Conclusions


Acknowledgements

I wish to express my sincere appreciation to the Almighty God for His protection and guidance throughout the course. I am also grateful to Prof. Annor, S.Y. and Prof. Kagya-Agyemang, J. K. who resourcefully and untiringly superviced this work by giving their priceless guidance and constructive criticisms.


References

Annor S Y, Ahiaba J and Apiiga S Y 2013 Guinea fowl Production: A Handbook. Qualitype Limited, Accra, Ghana, pp.1-2.

Darre M J 2007 Guinea Fowl Management Extension Poultry Specialist. Department of Animal Science, University of Connecticut. Storrs CT 06269-4040.

Dei H K, Tetteh E and Otchere E O 2007 Nutritive Value of a Processed Product from Cassava and Blood in the Diets of Layer Chickens. Ghana Journal of Animal Science, 2, 3(1): 45- 51.

Idahor K O and Akinola L A F 2015 Keets Sex Predetermination Using Egg Colour, Weight and Shape. Journal of Recent Advances in Agriculture, 3(1): 345-350.

Iddriss I A, Bawa A, Ian A J, Robinson J E and Obese F Y 2015 Sexing in Guinea fowls (Numida meleagris). Poultry Science, 94:311-318.

Ikani E L and Dafwang I I 2004 National Agricultural Extension and Research Liaison Services, Poultry Series No. 8, Extension Bulletin No. 207, Zaria, Nigeria.

Mao K M, Sultana F, Howlider M A, Iwasawa A and Yoshizaki N 2006 The magnum-isthmus junction of the fowl oviduct participates in the formation of the avian-type shell membrane. Zoological Sciences, 23: 41-47.

Moreki J C and Mack N 2013 Effect of storage time and egg position on hatchability of Guinea fowl eggs. Journal of Animal Science Advances, 2(5):259-261.

Nsoso S J, Mareko M H D and Molelekwa C 2006 Comparison of growth and morphological parameters of Guinea fowl (Numida meleagris) raised on concrete and earth floor finishes in Botswana. Livestock Research for Rural Development. Volume 18, Article #178. http://www.lrrd.org/lrrd18/12/nsos18178.htm

Nsoso S J, Mareko M H D, Manyanda S and Legodimo P P 2008 The effect of housing type on body parameters, feed intake and feed conversion ratio of Guinea fowl (Numida meleagris) keets and chemical composition of their meat during growth and development in Botswana. Reproductive Journal of Animal Science, 2(2), 36-40.

Statistical Analysis System 2008 Version 08 Series Statistical Analysis System Software. SAS Institute, Inc. Anatomical record, 294(2): 322-334. North Carolina, USA.

Steel R G D and Torrie J H 1980 Principles and Procedures of Statistics: A Biometrical Approach. 2 nd Edition, McGraw-Hill International Book Company, Singapore, pp. 633.

Teye G A and Gyawu P 2001 The benefits of intensive indigenous Guinea fowl production in Ghana. World Poultry- Elsevier, 17 (9): 53-54.

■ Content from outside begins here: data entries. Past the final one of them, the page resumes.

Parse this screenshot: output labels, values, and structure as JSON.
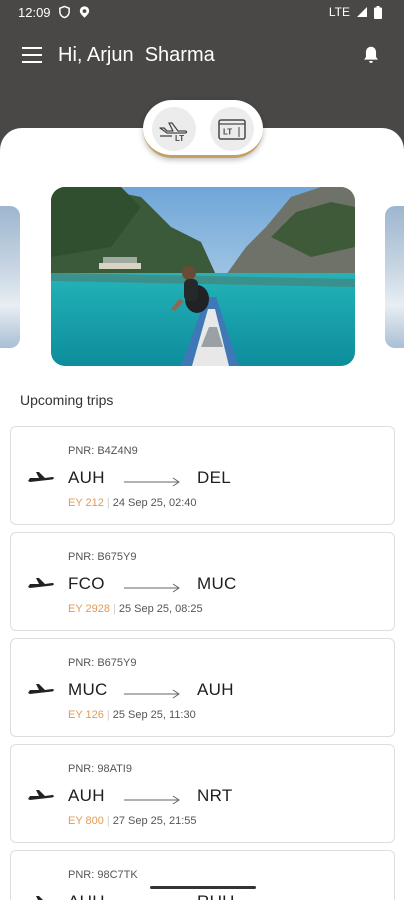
{
  "status_bar": {
    "time": "12:09",
    "network": "LTE",
    "icons": [
      "shield-icon",
      "location-icon",
      "signal-icon",
      "battery-icon"
    ]
  },
  "header": {
    "greeting": "Hi, Arjun  Sharma",
    "menu_icon": "menu-icon",
    "notification_icon": "bell-icon"
  },
  "mode_switcher": {
    "options": [
      {
        "icon": "flight-lt-icon",
        "label": "LT"
      },
      {
        "icon": "card-lt-icon",
        "label": "LT"
      }
    ]
  },
  "upcoming": {
    "title": "Upcoming trips",
    "trips": [
      {
        "pnr": "PNR: B4Z4N9",
        "from": "AUH",
        "to": "DEL",
        "flight": "EY 212",
        "datetime": "24 Sep 25, 02:40"
      },
      {
        "pnr": "PNR: B675Y9",
        "from": "FCO",
        "to": "MUC",
        "flight": "EY 2928",
        "datetime": "25 Sep 25, 08:25"
      },
      {
        "pnr": "PNR: B675Y9",
        "from": "MUC",
        "to": "AUH",
        "flight": "EY 126",
        "datetime": "25 Sep 25, 11:30"
      },
      {
        "pnr": "PNR: 98ATI9",
        "from": "AUH",
        "to": "NRT",
        "flight": "EY 800",
        "datetime": "27 Sep 25, 21:55"
      },
      {
        "pnr": "PNR: 98C7TK",
        "from": "AUH",
        "to": "RUH",
        "flight": "",
        "datetime": ""
      }
    ]
  },
  "colors": {
    "header_bg": "#4a4846",
    "accent_gold": "#c5a063",
    "flight_orange": "#e39a55"
  }
}
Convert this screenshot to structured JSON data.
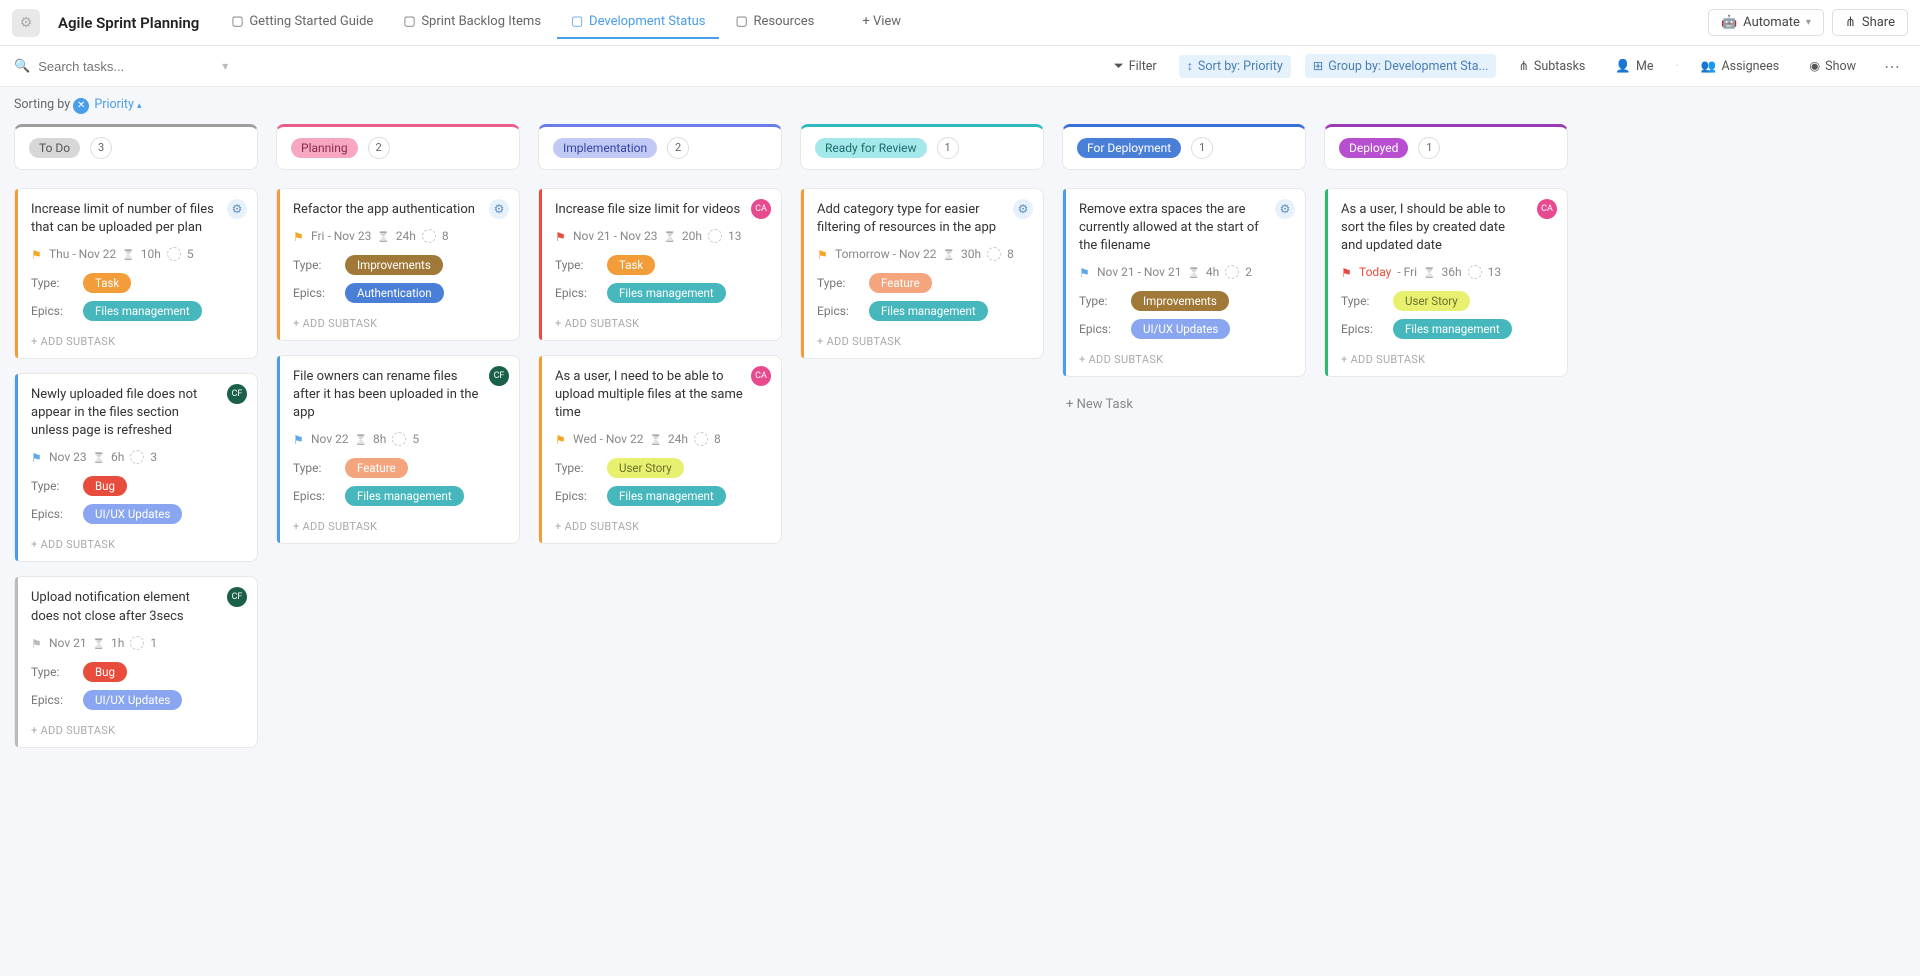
{
  "header": {
    "title": "Agile Sprint Planning",
    "tabs": [
      {
        "label": "Getting Started Guide",
        "active": false
      },
      {
        "label": "Sprint Backlog Items",
        "active": false
      },
      {
        "label": "Development Status",
        "active": true
      },
      {
        "label": "Resources",
        "active": false
      },
      {
        "label": "+ View",
        "active": false
      }
    ],
    "automate": "Automate",
    "share": "Share"
  },
  "toolbar": {
    "search_placeholder": "Search tasks...",
    "filter": "Filter",
    "sortby": "Sort by: Priority",
    "groupby": "Group by: Development Sta...",
    "subtasks": "Subtasks",
    "me": "Me",
    "assignees": "Assignees",
    "show": "Show"
  },
  "sorting": {
    "label": "Sorting by",
    "field": "Priority"
  },
  "columns": [
    {
      "name": "To Do",
      "count": 3,
      "border": "#9e9e9e",
      "pill_bg": "#d7d7d7",
      "pill_color": "#555",
      "cards": [
        {
          "title": "Increase limit of number of files that can be uploaded per plan",
          "bar": "#f39c3a",
          "avatar": "settings",
          "flag": "yellow",
          "dates": "Thu - Nov 22",
          "hours": "10h",
          "count": "5",
          "type": {
            "text": "Task",
            "class": "tag-task"
          },
          "epic": {
            "text": "Files management",
            "class": "tag-files"
          }
        },
        {
          "title": "Newly uploaded file does not appear in the files section unless page is refreshed",
          "bar": "#4a9de8",
          "avatar": "green",
          "flag": "blue",
          "dates": "Nov 23",
          "hours": "6h",
          "count": "3",
          "type": {
            "text": "Bug",
            "class": "tag-bug"
          },
          "epic": {
            "text": "UI/UX Updates",
            "class": "tag-uiux"
          }
        },
        {
          "title": "Upload notification element does not close after 3secs",
          "bar": "#bbb",
          "avatar": "green",
          "flag": "grey",
          "dates": "Nov 21",
          "hours": "1h",
          "count": "1",
          "type": {
            "text": "Bug",
            "class": "tag-bug"
          },
          "epic": {
            "text": "UI/UX Updates",
            "class": "tag-uiux"
          }
        }
      ]
    },
    {
      "name": "Planning",
      "count": 2,
      "border": "#e85f8a",
      "pill_bg": "#f7a7c2",
      "pill_color": "#8a2a4e",
      "cards": [
        {
          "title": "Refactor the app authentication",
          "bar": "#f39c3a",
          "avatar": "settings",
          "flag": "yellow",
          "dates": "Fri - Nov 23",
          "hours": "24h",
          "count": "8",
          "type": {
            "text": "Improvements",
            "class": "tag-improvements"
          },
          "epic": {
            "text": "Authentication",
            "class": "tag-auth"
          }
        },
        {
          "title": "File owners can rename files after it has been uploaded in the app",
          "bar": "#4a9de8",
          "avatar": "green",
          "flag": "blue",
          "dates": "Nov 22",
          "hours": "8h",
          "count": "5",
          "type": {
            "text": "Feature",
            "class": "tag-feature"
          },
          "epic": {
            "text": "Files management",
            "class": "tag-files"
          }
        }
      ]
    },
    {
      "name": "Implementation",
      "count": 2,
      "border": "#6a7de8",
      "pill_bg": "#c2c9f5",
      "pill_color": "#3544a5",
      "cards": [
        {
          "title": "Increase file size limit for videos",
          "bar": "#e74c3c",
          "avatar": "pink",
          "flag": "red",
          "dates": "Nov 21 - Nov 23",
          "hours": "20h",
          "count": "13",
          "type": {
            "text": "Task",
            "class": "tag-task"
          },
          "epic": {
            "text": "Files management",
            "class": "tag-files"
          }
        },
        {
          "title": "As a user, I need to be able to upload multiple files at the same time",
          "bar": "#f39c3a",
          "avatar": "pink",
          "flag": "yellow",
          "dates": "Wed - Nov 22",
          "hours": "24h",
          "count": "8",
          "type": {
            "text": "User Story",
            "class": "tag-userstory"
          },
          "epic": {
            "text": "Files management",
            "class": "tag-files"
          }
        }
      ]
    },
    {
      "name": "Ready for Review",
      "count": 1,
      "border": "#2fb8be",
      "pill_bg": "#a5e8ea",
      "pill_color": "#1a6b6e",
      "cards": [
        {
          "title": "Add category type for easier filtering of resources in the app",
          "bar": "#f39c3a",
          "avatar": "settings",
          "flag": "yellow",
          "dates": "Tomorrow - Nov 22",
          "hours": "30h",
          "count": "8",
          "type": {
            "text": "Feature",
            "class": "tag-feature"
          },
          "epic": {
            "text": "Files management",
            "class": "tag-files"
          }
        }
      ],
      "no_new_task": true
    },
    {
      "name": "For Deployment",
      "count": 1,
      "border": "#3a6fd8",
      "pill_bg": "#4a7fd8",
      "pill_color": "#fff",
      "cards": [
        {
          "title": "Remove extra spaces the are currently allowed at the start of the filename",
          "bar": "#4a9de8",
          "avatar": "settings",
          "flag": "blue",
          "dates": "Nov 21 - Nov 21",
          "hours": "4h",
          "count": "2",
          "type": {
            "text": "Improvements",
            "class": "tag-improvements"
          },
          "epic": {
            "text": "UI/UX Updates",
            "class": "tag-uiux"
          }
        }
      ],
      "show_new_task": true
    },
    {
      "name": "Deployed",
      "count": 1,
      "border": "#9c3ab5",
      "pill_bg": "#b84fd1",
      "pill_color": "#fff",
      "cards": [
        {
          "title": "As a user, I should be able to sort the files by created date and updated date",
          "bar": "#2fb871",
          "avatar": "pink",
          "flag": "red",
          "dates_pre": "Today",
          "dates": " - Fri",
          "hours": "36h",
          "count": "13",
          "date_red": true,
          "type": {
            "text": "User Story",
            "class": "tag-userstory"
          },
          "epic": {
            "text": "Files management",
            "class": "tag-files"
          }
        }
      ]
    }
  ],
  "labels": {
    "type": "Type:",
    "epics": "Epics:",
    "add_subtask": "+ ADD SUBTASK",
    "new_task": "+ New Task"
  }
}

Umosen A D, Onyeanusi B I, Salami S O, Nzalak J O, Imam J and Ibe C S 2008 Observations on the Wattles of Adult Helmeted Guinea Fowls ( Numida meleagris galeata)International Journal of Poultry Science, 7 (12): 1204-1206.

Yilmaz-Dikmen B and Dikmen S 2013 A Morphometric Method of Sexing White Layer Eggs. Brazilian Journal of Poultry Science. ISSN 1516-635X v.15 / n.3 / 169-286.


Received 18 June 2018; Accepted 2 August 2018; Published 3 September 2018

Go to top